- _Records shown_:
Start of Block

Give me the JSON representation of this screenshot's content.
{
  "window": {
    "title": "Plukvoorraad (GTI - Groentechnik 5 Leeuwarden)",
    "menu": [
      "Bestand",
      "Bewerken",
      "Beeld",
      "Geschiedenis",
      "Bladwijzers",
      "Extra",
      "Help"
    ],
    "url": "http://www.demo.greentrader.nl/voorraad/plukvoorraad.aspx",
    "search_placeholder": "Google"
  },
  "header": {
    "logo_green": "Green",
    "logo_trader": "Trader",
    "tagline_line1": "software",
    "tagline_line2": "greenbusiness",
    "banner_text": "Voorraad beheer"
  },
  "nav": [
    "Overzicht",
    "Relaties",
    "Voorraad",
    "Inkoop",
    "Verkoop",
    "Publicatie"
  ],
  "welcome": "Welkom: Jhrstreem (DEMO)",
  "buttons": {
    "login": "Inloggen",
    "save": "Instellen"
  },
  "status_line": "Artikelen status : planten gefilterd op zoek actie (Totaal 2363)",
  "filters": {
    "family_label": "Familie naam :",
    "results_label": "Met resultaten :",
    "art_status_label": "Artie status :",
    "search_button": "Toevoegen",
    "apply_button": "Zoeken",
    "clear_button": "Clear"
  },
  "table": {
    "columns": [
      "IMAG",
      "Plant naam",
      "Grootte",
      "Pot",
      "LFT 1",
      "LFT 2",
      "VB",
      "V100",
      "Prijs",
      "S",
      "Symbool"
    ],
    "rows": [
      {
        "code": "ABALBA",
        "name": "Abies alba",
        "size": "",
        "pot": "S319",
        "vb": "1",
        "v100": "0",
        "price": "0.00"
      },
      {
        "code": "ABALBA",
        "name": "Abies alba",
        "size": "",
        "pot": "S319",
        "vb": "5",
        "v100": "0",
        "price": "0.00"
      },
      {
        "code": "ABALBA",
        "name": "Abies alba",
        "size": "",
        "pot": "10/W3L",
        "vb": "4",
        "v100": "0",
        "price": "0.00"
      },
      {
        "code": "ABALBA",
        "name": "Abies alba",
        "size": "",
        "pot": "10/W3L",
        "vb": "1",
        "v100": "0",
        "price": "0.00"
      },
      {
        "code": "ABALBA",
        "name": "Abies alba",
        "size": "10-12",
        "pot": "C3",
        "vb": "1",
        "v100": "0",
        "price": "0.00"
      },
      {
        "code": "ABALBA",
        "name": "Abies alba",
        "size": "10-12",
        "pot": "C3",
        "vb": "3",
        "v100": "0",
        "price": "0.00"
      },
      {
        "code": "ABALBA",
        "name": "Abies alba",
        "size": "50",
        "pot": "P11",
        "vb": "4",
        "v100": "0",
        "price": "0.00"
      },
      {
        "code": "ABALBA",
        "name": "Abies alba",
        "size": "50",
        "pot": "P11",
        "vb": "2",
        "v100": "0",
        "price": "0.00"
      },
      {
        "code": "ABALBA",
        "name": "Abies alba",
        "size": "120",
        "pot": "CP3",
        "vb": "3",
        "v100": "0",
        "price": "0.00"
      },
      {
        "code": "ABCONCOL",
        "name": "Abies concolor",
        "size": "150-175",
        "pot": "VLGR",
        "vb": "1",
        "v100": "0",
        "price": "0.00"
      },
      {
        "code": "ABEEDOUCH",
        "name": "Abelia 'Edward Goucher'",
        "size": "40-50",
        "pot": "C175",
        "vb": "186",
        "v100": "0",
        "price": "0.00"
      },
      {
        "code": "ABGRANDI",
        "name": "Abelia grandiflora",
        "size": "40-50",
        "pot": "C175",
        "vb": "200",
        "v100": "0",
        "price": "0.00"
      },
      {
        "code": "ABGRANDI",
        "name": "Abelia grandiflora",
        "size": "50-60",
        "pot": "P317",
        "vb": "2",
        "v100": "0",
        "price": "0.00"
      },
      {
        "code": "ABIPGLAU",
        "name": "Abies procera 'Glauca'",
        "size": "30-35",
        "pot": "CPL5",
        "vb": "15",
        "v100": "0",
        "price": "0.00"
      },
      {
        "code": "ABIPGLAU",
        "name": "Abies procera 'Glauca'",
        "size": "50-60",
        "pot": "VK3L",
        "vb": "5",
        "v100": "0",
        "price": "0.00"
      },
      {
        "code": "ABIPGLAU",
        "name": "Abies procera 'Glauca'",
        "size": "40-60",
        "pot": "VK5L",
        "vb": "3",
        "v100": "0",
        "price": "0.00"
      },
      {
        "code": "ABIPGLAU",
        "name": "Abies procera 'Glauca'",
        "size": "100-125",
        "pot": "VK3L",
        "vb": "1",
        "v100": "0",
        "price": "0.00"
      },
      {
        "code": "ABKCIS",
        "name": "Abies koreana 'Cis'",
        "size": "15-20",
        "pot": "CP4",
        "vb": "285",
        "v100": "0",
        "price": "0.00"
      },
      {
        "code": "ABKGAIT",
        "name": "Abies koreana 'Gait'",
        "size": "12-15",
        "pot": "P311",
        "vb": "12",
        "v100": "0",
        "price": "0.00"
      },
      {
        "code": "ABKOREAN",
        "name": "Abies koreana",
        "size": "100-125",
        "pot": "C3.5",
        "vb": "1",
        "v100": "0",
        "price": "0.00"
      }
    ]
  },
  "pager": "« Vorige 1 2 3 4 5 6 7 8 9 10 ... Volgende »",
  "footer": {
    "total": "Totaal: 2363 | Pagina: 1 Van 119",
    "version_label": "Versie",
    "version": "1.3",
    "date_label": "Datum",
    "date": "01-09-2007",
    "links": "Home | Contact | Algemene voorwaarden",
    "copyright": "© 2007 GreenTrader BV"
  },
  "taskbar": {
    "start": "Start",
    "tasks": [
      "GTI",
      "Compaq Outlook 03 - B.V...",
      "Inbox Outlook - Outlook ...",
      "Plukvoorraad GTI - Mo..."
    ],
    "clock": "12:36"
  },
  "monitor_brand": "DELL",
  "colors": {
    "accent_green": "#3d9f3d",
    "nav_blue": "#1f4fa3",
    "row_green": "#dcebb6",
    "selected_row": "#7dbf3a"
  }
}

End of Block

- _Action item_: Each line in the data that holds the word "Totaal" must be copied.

- _Task answer_:
  "status_line": "Artikelen status : planten gefilterd op zoek actie (Totaal 2363)",
    "total": "Totaal: 2363 | Pagina: 1 Van 119",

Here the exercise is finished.